The oldest remaining film version of the classic vampire novel “Dracula,” “Nosferatu” is all the more horrifying thanks to its silent nature and reliance on chilling visuals. The direction by Murnau is impeccable, but the show-stealer is the lead performance by Max Shreck and his fantastic makeup.
“The Testament of Dr. Mabuse,” 1933
d. Fritz Lang
“Metropolis” is Fritz Lang’s great achievement in my mind.

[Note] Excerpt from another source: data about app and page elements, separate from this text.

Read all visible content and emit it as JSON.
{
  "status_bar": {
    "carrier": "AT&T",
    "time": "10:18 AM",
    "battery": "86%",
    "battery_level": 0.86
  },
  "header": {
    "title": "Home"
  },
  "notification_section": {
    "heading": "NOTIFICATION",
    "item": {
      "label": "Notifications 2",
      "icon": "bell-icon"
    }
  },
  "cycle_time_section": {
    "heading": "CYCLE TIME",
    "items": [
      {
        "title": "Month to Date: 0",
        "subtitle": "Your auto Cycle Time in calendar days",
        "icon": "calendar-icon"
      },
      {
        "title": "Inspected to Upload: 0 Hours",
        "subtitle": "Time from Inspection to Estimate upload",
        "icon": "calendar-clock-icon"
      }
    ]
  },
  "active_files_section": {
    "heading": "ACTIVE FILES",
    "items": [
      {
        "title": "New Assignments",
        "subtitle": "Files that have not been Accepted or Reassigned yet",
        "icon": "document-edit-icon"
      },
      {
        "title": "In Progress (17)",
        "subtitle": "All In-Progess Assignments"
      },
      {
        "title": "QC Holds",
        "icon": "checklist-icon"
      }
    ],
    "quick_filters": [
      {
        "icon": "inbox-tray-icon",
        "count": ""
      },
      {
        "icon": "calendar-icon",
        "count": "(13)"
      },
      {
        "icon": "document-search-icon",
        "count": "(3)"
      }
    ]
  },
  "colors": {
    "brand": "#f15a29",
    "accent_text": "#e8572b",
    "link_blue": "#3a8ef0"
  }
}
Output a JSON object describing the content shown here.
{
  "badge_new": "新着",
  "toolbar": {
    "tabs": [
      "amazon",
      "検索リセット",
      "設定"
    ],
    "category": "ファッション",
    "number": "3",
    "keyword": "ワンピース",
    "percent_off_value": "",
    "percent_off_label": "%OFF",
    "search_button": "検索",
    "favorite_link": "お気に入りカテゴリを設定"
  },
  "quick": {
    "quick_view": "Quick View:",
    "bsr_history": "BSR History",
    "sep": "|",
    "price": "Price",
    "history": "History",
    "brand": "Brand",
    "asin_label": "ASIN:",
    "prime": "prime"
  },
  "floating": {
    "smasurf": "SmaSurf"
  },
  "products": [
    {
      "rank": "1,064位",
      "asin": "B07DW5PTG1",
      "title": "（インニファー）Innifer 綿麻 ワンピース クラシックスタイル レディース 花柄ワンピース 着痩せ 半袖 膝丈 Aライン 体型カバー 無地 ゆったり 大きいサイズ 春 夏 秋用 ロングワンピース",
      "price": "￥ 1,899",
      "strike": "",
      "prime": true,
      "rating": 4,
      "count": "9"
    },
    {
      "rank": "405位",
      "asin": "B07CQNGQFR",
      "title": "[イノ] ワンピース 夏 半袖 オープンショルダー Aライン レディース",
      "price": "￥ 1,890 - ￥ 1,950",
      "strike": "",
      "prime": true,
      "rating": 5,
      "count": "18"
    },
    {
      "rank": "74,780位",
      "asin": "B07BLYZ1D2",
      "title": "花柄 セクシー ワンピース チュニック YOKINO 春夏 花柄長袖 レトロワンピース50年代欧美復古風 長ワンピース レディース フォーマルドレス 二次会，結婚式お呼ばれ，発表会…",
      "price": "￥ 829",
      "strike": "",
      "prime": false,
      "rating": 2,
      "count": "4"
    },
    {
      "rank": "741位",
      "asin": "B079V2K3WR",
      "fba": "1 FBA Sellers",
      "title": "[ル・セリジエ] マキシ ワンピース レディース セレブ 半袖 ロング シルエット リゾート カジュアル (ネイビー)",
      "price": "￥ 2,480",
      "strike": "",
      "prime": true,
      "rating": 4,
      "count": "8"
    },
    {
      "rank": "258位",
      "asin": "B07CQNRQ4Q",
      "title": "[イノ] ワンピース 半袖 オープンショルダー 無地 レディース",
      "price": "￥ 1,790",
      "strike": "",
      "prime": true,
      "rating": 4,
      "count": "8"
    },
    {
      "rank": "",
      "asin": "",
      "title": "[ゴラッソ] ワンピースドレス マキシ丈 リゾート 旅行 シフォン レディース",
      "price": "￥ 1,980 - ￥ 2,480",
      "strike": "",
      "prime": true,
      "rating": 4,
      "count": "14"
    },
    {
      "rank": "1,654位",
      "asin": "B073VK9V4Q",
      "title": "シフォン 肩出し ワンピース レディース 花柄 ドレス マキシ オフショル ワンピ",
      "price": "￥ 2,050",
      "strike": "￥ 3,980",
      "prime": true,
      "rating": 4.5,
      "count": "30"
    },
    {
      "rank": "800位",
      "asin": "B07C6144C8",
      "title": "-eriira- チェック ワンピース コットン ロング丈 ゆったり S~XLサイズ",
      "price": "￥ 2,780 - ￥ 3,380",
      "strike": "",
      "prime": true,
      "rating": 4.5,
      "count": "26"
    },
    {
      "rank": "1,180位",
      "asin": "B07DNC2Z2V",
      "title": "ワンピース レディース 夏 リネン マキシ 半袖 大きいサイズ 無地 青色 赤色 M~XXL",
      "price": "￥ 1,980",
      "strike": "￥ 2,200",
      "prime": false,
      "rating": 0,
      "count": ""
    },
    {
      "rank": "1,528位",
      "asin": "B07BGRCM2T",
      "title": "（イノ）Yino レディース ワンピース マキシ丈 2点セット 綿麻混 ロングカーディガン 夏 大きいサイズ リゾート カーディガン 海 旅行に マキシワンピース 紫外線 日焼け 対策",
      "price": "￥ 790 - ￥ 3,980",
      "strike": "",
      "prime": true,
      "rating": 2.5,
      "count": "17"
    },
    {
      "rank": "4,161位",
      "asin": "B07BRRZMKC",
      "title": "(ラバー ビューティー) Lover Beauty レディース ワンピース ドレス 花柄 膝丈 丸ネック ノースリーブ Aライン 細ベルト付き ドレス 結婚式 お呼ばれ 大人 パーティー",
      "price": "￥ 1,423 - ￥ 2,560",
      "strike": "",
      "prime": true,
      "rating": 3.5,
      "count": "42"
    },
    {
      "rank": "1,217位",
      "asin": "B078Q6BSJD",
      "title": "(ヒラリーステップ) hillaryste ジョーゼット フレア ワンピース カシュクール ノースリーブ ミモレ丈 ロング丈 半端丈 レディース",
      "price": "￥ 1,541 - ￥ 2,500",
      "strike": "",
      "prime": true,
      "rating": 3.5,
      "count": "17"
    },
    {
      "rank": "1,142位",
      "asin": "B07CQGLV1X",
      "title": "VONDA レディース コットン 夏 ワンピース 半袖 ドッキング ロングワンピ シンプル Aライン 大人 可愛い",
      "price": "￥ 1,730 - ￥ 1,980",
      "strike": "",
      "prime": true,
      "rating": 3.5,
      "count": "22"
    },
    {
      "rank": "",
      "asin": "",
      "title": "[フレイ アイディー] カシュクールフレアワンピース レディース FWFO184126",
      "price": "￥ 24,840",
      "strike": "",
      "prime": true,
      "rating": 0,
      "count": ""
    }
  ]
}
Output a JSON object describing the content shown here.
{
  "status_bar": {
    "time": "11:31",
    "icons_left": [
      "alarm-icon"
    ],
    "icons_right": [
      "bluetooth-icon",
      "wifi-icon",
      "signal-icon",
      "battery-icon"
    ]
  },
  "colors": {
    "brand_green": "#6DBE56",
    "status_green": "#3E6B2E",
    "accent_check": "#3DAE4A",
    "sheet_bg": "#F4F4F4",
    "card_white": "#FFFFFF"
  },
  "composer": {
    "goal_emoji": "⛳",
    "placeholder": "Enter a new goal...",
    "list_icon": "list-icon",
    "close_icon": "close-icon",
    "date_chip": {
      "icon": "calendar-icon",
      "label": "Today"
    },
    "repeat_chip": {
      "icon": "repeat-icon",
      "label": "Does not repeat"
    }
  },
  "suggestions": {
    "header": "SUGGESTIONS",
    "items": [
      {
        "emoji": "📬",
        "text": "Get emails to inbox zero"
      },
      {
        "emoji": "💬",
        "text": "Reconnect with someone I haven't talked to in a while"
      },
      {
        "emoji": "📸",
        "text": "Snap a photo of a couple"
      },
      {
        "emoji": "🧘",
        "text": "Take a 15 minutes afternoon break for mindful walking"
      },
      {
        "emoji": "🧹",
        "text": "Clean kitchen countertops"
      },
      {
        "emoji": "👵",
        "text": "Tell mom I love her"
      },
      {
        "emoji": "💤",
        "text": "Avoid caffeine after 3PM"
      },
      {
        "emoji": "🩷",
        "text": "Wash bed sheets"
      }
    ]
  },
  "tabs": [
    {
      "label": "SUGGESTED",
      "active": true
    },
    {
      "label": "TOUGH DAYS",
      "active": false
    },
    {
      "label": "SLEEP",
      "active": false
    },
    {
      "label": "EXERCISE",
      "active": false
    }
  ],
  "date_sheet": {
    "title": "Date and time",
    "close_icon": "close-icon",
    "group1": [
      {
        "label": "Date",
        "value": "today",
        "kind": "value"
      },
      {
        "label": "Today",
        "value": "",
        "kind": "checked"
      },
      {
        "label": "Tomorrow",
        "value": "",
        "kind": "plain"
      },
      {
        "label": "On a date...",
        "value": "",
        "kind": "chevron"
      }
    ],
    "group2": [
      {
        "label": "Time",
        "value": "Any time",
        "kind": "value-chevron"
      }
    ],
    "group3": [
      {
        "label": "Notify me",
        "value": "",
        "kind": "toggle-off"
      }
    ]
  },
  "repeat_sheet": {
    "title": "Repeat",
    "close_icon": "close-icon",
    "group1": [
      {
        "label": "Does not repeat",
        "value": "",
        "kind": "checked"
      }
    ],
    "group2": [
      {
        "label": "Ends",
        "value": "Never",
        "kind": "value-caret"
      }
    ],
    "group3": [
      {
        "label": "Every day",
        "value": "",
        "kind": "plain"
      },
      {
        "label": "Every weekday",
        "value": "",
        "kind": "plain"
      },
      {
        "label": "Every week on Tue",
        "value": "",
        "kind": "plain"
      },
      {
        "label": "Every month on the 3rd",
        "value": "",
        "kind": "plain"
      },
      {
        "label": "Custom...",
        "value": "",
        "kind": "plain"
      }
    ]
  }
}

It’s an extraordinary film out of time that transcends the silent film format and is thematically still relevant 93 years after its release. “M” is similarly forward-thinking, exploring how society can create a child murderer in a time when it was a topic that wasn’t talked about.
“Bicycle Thieves,” 1948
“Umberto D.” 1952
d. Vittorio De Sica
De Sica was one of the founders of ‘neo-realism,’ a filmmaking movement in Italy following World War II. It was marked by plots and characters showcasing the extreme poverty of that place and time, meaning to highlight the extreme cultural shift occurring in the country. “Bicycle Thieves” sits on many film critics’ lists as one of the best movies of all time, taking a deceptively simple plot of a poor man desperate to recover his stolen bicycle needed for his job. “Umberto D.” covers similar ground, following an old man and his dog as he desperately attempts to gather enough money to pay his overdue rent.
“Seven Samurai,” 1954
d. Akira Kurosawa
Perhaps the most internationally famous director to come out of Japan — aside from Hayao Miyazaki — Kurosawa frequented the Samurai as characters in his films. “Rashomon” introduced the radical idea of subjective narrative in a film, while “Seven Samurai” is frequently picked as one of the best films ever made. “Yojimbo” further cemented his legacy as Japan’s top director.
“Wild Strawberries,” 1957
d. Ingmar Bergman
Ingmar Bergman was a writer and director whose films often concerned the extreme emotions of his characters. This can make his work somewhat difficult to sit through, but ultimately rewarding. “Wild Strawberries” follows an old doctor as he looks back on his long life, and reflects on how he became so lonely. “Persona” is a psychological drama concerning a mental inmate that blurs the lines between who is the nurse and who is the patient.
“The 400 Blows,” 1959
d. Francois Truffaut
The debut feature of acclaimed French director Truffaut, “400 Blows” stars a young boy much like how many of us might have been at a young age. He is abused by his teacher in school, has a distant relationship with his parents, and cuts class to enjoy movies with his friends. It’s a film light on plot and more about dealing with the pains of growing up, so don’t expect a heavily involving story.
“Don’t Look Back,” 1967
d. D.A. Pennebaker
One of the seminal early documentaries on a rock musician, “Dont Look Back” (sic) chronicles Bob Dylan’s 1965 tour of England, right in the midst of his controversial switch from folk music to electric rock and roll.
“Super Size Me,” 2004
d. Morgan Spurlock
Controversial from the day it was released, “Super Size Me” garnered fame and infamy from director Morgan Spurlock’s extreme experiment of eating nothing but McDonald’s food for thirty straight days. While it may have been somewhat misguided, Spurlock’s exposé of McDonald’s unhealthy menu and encouragement to consume more and more of their product got the public thinking more about what they put into their bodies when eating out.